** Provided entries **
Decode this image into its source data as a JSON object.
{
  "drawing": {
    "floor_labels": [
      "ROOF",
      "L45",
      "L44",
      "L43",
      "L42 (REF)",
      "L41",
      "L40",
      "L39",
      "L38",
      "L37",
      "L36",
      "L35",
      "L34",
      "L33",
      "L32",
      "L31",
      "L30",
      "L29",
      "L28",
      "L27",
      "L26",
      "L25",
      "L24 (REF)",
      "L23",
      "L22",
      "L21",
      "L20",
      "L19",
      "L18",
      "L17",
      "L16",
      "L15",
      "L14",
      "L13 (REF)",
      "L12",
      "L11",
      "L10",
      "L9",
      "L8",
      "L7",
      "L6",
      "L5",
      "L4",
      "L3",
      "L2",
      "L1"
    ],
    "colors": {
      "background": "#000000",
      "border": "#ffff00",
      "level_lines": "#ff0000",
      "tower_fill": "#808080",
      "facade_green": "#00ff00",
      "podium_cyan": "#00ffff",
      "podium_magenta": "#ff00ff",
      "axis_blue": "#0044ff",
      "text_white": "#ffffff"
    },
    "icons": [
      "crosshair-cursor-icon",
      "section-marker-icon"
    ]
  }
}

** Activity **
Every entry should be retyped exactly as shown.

** Task output **
Decode this image into its source data as a JSON object.
{
  "drawing": {
    "floor_labels": [
      "ROOF",
      "L45",
      "L44",
      "L43",
      "L42 (REF)",
      "L41",
      "L40",
      "L39",
      "L38",
      "L37",
      "L36",
      "L35",
      "L34",
      "L33",
      "L32",
      "L31",
      "L30",
      "L29",
      "L28",
      "L27",
      "L26",
      "L25",
      "L24 (REF)",
      "L23",
      "L22",
      "L21",
      "L20",
      "L19",
      "L18",
      "L17",
      "L16",
      "L15",
      "L14",
      "L13 (REF)",
      "L12",
      "L11",
      "L10",
      "L9",
      "L8",
      "L7",
      "L6",
      "L5",
      "L4",
      "L3",
      "L2",
      "L1"
    ],
    "colors": {
      "background": "#000000",
      "border": "#ffff00",
      "level_lines": "#ff0000",
      "tower_fill": "#808080",
      "facade_green": "#00ff00",
      "podium_cyan": "#00ffff",
      "podium_magenta": "#ff00ff",
      "axis_blue": "#0044ff",
      "text_white": "#ffffff"
    },
    "icons": [
      "crosshair-cursor-icon",
      "section-marker-icon"
    ]
  }
}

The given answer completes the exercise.